Chicago Sun-Times - Obama Getting Tough as Going Gets Rough
By Jennifer Hunter
As he makes his run for president, Barack Obama often talks about his background.
He talks about his uniqueness, his Kenyan and American heritage, his childhood spent in both Indonesia and Hawaii. This was his strategy: to introduce himself as a Washington outsider but someone who understood the global stage and who believed in consensus.
For months this strategy had little variation. Over and over, during the winter, spring and early summer, in stump speeches across the nation, Obama talked about his uniqueness, his understanding of the world outside America and his idea of knitting the country together in a common cause, eliminating the rancor and divisiveness that had been polarizing the country, particularly since George W. Bush entered office.
And he got huge crowds out to see him, as he is so often wont to note in his speeches: 12,000 people in Springfield to hear his presidential announcement speech; 20,000 people in Austin, Texas; 10,000 people in Iowa City; thousands and thousands everywhere he went: to Oakland, Calif., to Las Vegas, all coming to hear what Obama described as his message of hope.
And it worked well, initially. He was considered a fresh voice, a candidate of the young, someone in the mold of John F. Kennedy. And then the crowds started to dissipate. Obama didn't do as well as his aides had anticipated in the presidential debates and forums. He paused a second or two too long at times. He seemed awkward. He made a few gaffes. A poised Hillary Clinton was often declared the winner.

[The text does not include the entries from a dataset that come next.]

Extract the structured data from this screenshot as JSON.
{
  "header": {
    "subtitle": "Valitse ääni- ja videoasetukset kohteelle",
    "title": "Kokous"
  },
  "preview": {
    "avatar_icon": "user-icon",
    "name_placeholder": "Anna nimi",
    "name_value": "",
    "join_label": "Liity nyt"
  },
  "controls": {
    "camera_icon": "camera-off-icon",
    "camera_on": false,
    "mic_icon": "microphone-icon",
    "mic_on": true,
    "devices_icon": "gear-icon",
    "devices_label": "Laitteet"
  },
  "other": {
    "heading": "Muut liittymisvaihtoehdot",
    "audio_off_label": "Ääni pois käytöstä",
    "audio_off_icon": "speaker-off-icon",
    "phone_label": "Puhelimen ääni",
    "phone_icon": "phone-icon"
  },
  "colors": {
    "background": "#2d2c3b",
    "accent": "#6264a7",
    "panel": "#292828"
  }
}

Promoting detailed policies
And when he went to the Iowa State Fair in mid-August, the local television station had a booth in which fairgoers were invited to show support by putting corn kernels in jars. Clinton had 4,342 kernels in hers; Edwards had 3,523 in his; Obama had 2,846 in his, less than Republican contender Mitt Romney.
The polls have also reflected Clinton's national dominance. CNN's in early August: Clinton 40 percent, Obama 21 percent. Rasmussen's in late August: Clinton 39 percent, Obama 23 percent. People were getting to know Obama, but they weren't certain about his ability to don the presidential cloak.
The Aug. 27 Rasmussen Report did state: "Clinton is the clear and dominant front-runner similar to Walter Mondale in 1984. There are people both in and out of the party who wonder if she is the stronger general election candidate. Some point to Obama's charismatic entry onto the national political scene while others note that Edwards does better than all other Democrats in general election match-ups."
And this is what Obama is holding onto as he shifts the gears of his strategy, taking bolder attacks against Clinton (note his description of her as "Bush-Cheney lite" on foreign affairs); retreating from many debates and presidential forums; presenting more detailed policies, as in his recent outline about how to resurrect a New Orleans still suffering two years after the debacle of Hurricane Katrina.
Kerry got boost from Iowa
His media strategist David Axelrod told me during a recent trip to Iowa that while Obama "still has to work to tell people who he is," the campaign is at a different stage now and "people are asking, prospectively, where are you going to take the country?"
A day after Axelrod spoke, Obama debated the other Democratic contenders in Des Moines. He turned in his best performance yet, and an ABC poll taken just before the debate showed him at 28 percent, with Clinton and Edwards tied at 27 percent in Iowa.
During our chat, Axelrod reminded me that John Kerry was "at 4 percent in the polls before he won the Iowa caucus," adding, "I am happy to concede these polls in August. I am more interested in January."
Will Obama's shift in strategy work? Will his more muscular messages convince the undecided that, as English poet William Blake once noted, innocence (read Washington inexperience) is no less valuable than experience, it is just a less distorted view of the world?
If caucus attendees and primary voters are dubious of Clinton's capacity to defeat the Republicans, Obama's tougher strategy may well give him the push needed in the early-voting states. The game is certainly far from over.